The Rear Drive of the R 12
The BMW R 12 was the first BMW Model with a integrated drum brake into the rear drive. In 1935, far ahead of its time, this drive unit sets standards for numerous other models. The well-constructed housing did not have to be much improved compared to other components. Although the quality of the aluminum castings decreased over the years. Minor changes to the housing design makes it possible today to use the existing parts available in almost all years of construction.
On the pictures below you see one of these differences in case of the housing cover. Early Versions had a small sheet metal plate at the position of the input drive.
In the housing cover of the axle bolt was screwed. This bolt sits in a threaded bushing. These are left-hand threads, contrary to the direction of rotation of the wheel. The threads of the bushings are usually badly worn. It is recommended to replace this part, which is secured with two pins, as you can see on the pictures below.
A new threaded bushing needs to sit nice an tight. Very important that the pins that protect against movement when turning in and out of the axle bolt. New pins should sit nice and tight.
On the two fixture points of the Housing cover, the sidecar connection was placed. Solo machines got cover screws, as you can see on the picture below.
The strong housing was almost the same on every R 12.
The most important differences in the three produced main rear drive versions we know is about the gearing combination. The combination was depending on the usage of the motorcycle.
civil solo machines: 14/57
civil sidecar version: 12/57
military version (almost with sidecar): 11/57
We distinguish in the 3 gear combinations, as you can see in the picture below.
(left to right: 11/57 ; 12/57 ; 14/57)
All these three Versions where fitting in one and the same housing. Differences in the distances were compensated by spacer discs. Each cardan was fitted individually.
The original parts were typo-marked in the majority of cases.
In this case, input shaft and ring gear always formed a pair. The combination of using different spare parts put together, some of which have already worn differently, is not recommended. In general, the gears form a unit. As can be seen in the picture below, the parts already formed an inseparable unit from the factory on.
Due to differences in the size tolerance, space problems in the housing may occur in some cases. That can be a Problem if a 14/57 gear set is to be installed in a housing that was originally delivered in 11/57.
The set screws have a M8 thread on the housing side and a M8x1 thread on the side for the nuts. Seal under the shaft flange was made of cork . The Seal for the shaft was originally made of leather. Today we can buy advanced replicas, which are made out of rubber which you can see below.
On the outside of the housing the gearing combination mark was stamped. But even that was not in all cases and the Layout was changing.
Drive shaft presses against the pinion. It is recommended to place a thin rubber between the screw head and the shaft and avoid damaging the pinion.
The pinion has two bearings. The main bearing as it was original is not available today.
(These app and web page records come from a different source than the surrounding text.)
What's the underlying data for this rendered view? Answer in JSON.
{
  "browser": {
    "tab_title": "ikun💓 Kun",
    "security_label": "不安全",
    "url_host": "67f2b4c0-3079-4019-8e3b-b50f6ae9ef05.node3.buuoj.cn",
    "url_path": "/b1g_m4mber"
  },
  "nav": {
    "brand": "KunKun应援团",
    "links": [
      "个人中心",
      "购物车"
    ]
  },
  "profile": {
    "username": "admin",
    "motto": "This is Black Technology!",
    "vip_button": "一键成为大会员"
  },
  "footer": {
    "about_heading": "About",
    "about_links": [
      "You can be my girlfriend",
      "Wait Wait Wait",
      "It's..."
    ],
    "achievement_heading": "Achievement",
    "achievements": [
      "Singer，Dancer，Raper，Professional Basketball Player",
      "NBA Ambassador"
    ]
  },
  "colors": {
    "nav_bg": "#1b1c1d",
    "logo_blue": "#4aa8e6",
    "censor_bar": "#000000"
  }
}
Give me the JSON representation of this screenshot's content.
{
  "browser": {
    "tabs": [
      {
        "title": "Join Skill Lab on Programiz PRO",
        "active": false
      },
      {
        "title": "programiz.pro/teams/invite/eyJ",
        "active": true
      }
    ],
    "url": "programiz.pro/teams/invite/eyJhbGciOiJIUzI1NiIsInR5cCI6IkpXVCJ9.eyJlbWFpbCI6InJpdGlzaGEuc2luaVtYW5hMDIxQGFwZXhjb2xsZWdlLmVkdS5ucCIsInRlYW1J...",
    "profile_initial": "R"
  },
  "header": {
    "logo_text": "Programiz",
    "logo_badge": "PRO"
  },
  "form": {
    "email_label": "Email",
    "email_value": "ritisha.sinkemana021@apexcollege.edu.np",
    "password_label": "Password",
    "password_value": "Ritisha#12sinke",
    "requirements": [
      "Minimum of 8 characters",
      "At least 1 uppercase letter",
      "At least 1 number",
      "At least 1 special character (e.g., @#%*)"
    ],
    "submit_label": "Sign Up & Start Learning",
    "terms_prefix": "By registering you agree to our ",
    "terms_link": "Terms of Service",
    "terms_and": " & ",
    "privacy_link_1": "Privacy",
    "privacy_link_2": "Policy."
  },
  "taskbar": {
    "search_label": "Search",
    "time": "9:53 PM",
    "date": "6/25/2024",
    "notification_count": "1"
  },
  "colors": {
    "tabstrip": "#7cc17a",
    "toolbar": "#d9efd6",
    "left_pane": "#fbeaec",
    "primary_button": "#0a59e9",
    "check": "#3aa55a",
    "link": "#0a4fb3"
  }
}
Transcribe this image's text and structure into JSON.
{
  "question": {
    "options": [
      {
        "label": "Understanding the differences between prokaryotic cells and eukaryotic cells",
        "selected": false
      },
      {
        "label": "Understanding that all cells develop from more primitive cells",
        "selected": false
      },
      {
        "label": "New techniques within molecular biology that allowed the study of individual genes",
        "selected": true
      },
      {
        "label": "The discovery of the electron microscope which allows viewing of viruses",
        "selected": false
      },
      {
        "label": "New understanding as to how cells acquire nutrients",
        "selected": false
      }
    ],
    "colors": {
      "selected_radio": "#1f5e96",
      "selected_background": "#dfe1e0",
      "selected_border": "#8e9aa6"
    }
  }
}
Alternatively, an axial deep groove ball bearing DIN 3304 can be used.
The second bearing is a special needle roller bearing that runs on the surface of the pinion. If the wear is not high only the needles can be replaced. Replicas are still available.
As you can see on the picture below, also replacement rings are an option. Nice and clean run is absolutely necessary!
The ring gear is mounted on a drive flange and attached by Ribe 8G or later Ribe 10K Screws. The two bearings on this part are also special and not available today. Original measurements are 85x45x15 mm. Today it is a option to use a DIN 6209 bearing, that has the measurements 85x45x19 and grind down 2,0 mm on each side with a surface grinder. Bearings that are produced on this way are available.
The Screws are fixed by a wire.
It is important to adjust the contact pattern of the teeth by correctly inserting the spacers on the end faces of the ball bearings from the drive flange.